**Task statement**
Check each line below for "this" and give the count of those that have it, nothing else.

**Given information**
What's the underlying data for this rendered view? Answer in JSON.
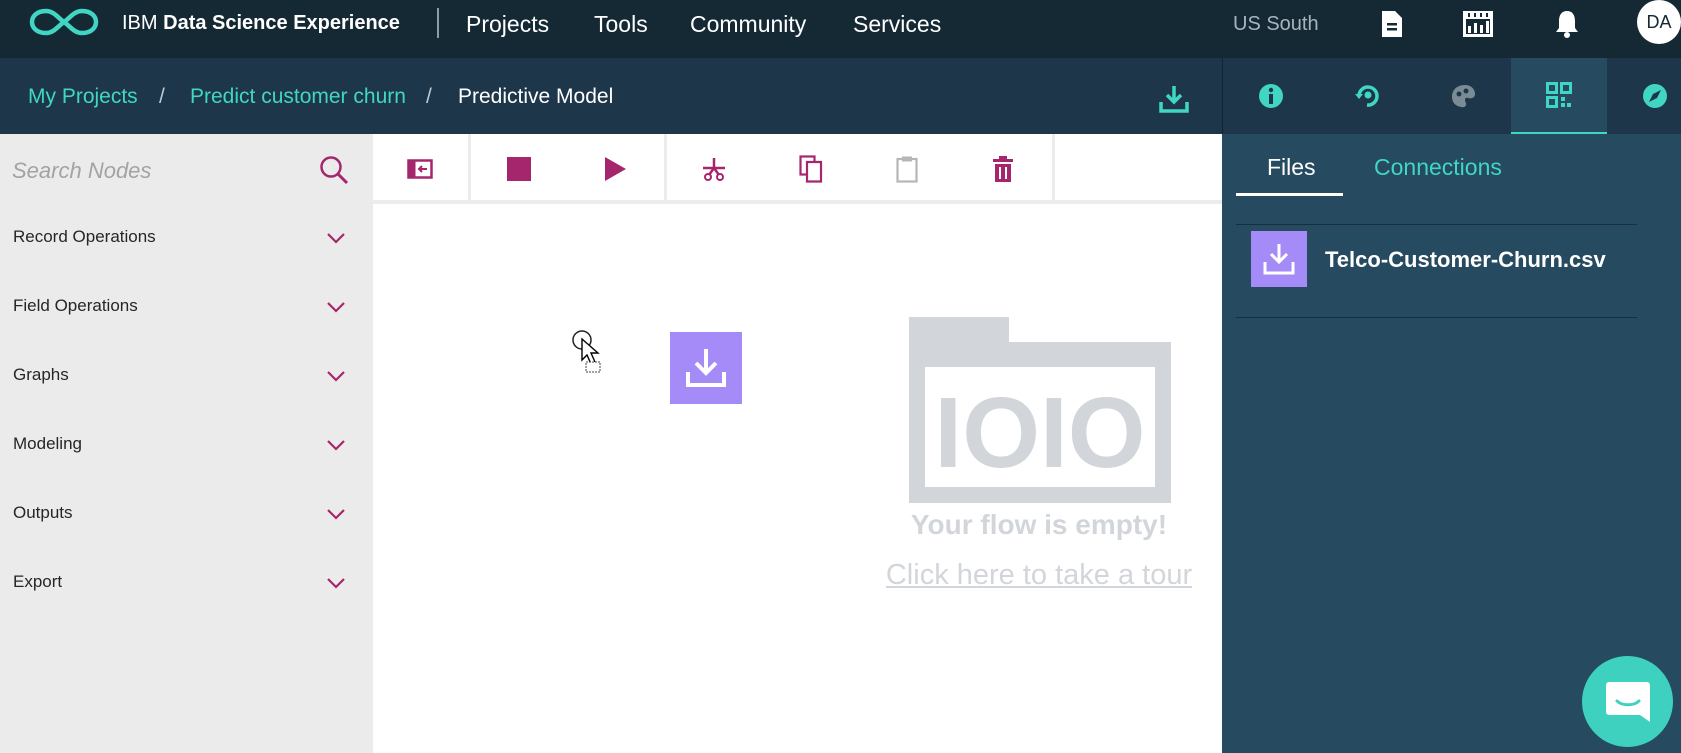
{
  "app": {
    "brand_prefix": "IBM",
    "brand_name": "Data Science Experience",
    "nav": [
      "Projects",
      "Tools",
      "Community",
      "Services"
    ],
    "region": "US South",
    "avatar_initials": "DA",
    "top_icons": [
      "document-icon",
      "calendar-grid-icon",
      "bell-icon"
    ]
  },
  "breadcrumb": {
    "items": [
      "My Projects",
      "Predict customer churn"
    ],
    "current": "Predictive Model",
    "separator": "/"
  },
  "right_tabs": {
    "icons": [
      "info-icon",
      "refresh-rocket-icon",
      "palette-icon",
      "data-assets-icon",
      "compass-icon"
    ],
    "active": "data-assets-icon"
  },
  "palette": {
    "search_placeholder": "Search Nodes",
    "categories": [
      "Record Operations",
      "Field Operations",
      "Graphs",
      "Modeling",
      "Outputs",
      "Export"
    ]
  },
  "toolbar": {
    "buttons": [
      "sidebar-toggle-icon",
      "stop-icon",
      "run-icon",
      "cut-icon",
      "copy-icon",
      "paste-icon",
      "delete-icon"
    ]
  },
  "canvas": {
    "empty_message": "Your flow is empty!",
    "tour_link": "Click here to take a tour",
    "empty_graphic_text": "IOIO",
    "dragged_node_icon": "import-icon"
  },
  "data_panel": {
    "tabs": [
      "Files",
      "Connections"
    ],
    "active_tab": "Files",
    "files": [
      "Telco-Customer-Churn.csv"
    ]
  },
  "colors": {
    "topbar_bg": "#152935",
    "crumbbar_bg": "#1d3649",
    "panel_bg": "#264a60",
    "accent_teal": "#41d6c3",
    "magenta": "#a6266e",
    "node_purple": "#a58bf7",
    "palette_bg": "#ebebeb"
  }
}
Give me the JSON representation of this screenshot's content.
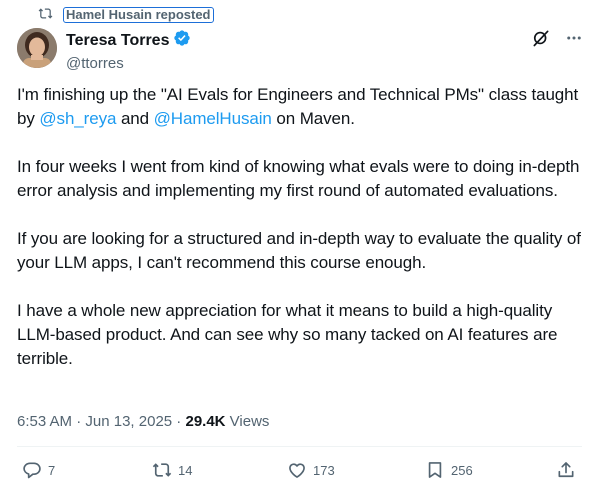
{
  "repost": {
    "icon": "repost-icon",
    "label": "Hamel Husain reposted"
  },
  "author": {
    "display_name": "Teresa Torres",
    "handle": "@ttorres",
    "verified_icon": "verified-badge-icon",
    "avatar_icon": "avatar"
  },
  "header_actions": {
    "grok_icon": "grok-icon",
    "more_icon": "more-icon"
  },
  "tweet": {
    "p1_text_a": "I'm finishing up the \"AI Evals for Engineers and Technical PMs\" class taught by ",
    "p1_mention_1": "@sh_reya",
    "p1_text_b": " and ",
    "p1_mention_2": "@HamelHusain",
    "p1_text_c": " on Maven.",
    "p2": "In four weeks I went from kind of knowing what evals were to doing in-depth error analysis and implementing my first round of automated evaluations.",
    "p3": "If you are looking for a structured and in-depth way to evaluate the quality of your LLM apps, I can't recommend this course enough.",
    "p4": "I have a whole new appreciation for what it means to build a high-quality LLM-based product. And can see why so many tacked on AI features are terrible."
  },
  "meta": {
    "time": "6:53 AM",
    "sep1": " · ",
    "date": "Jun 13, 2025",
    "sep2": " · ",
    "views_count": "29.4K",
    "views_label": " Views"
  },
  "actions": {
    "replies": "7",
    "reposts": "14",
    "likes": "173",
    "bookmarks": "256",
    "icons": [
      "reply-icon",
      "repost-icon",
      "like-icon",
      "bookmark-icon",
      "share-icon"
    ]
  },
  "colors": {
    "link": "#1d9bf0",
    "muted": "#536471",
    "text": "#0f1419",
    "verified": "#1d9bf0"
  }
}
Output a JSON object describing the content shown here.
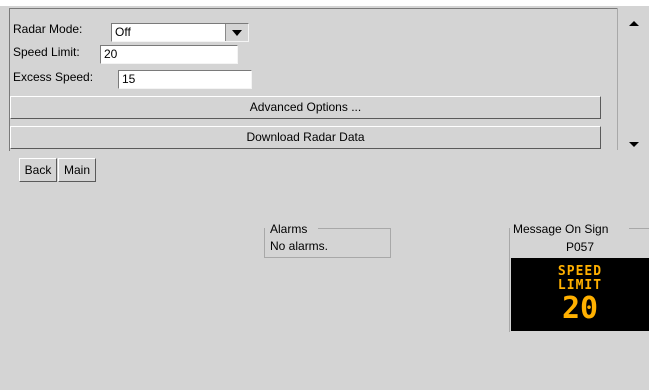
{
  "radar": {
    "mode_label": "Radar Mode:",
    "mode_value": "Off",
    "speed_limit_label": "Speed Limit:",
    "speed_limit_value": "20",
    "excess_speed_label": "Excess Speed:",
    "excess_speed_value": "15",
    "advanced_options_label": "Advanced Options ...",
    "download_label": "Download Radar Data"
  },
  "nav": {
    "back_label": "Back",
    "main_label": "Main"
  },
  "alarms": {
    "title": "Alarms",
    "text": "No alarms."
  },
  "sign": {
    "title": "Message On Sign",
    "id": "P057",
    "line1": "SPEED",
    "line2": "LIMIT",
    "line3": "20",
    "text_color": "#ffb000",
    "background_color": "#000000"
  },
  "icons": {
    "dropdown": "chevron-down-icon",
    "scroll_up": "arrow-up-icon",
    "scroll_down": "arrow-down-icon"
  }
}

**Reply to the task**
3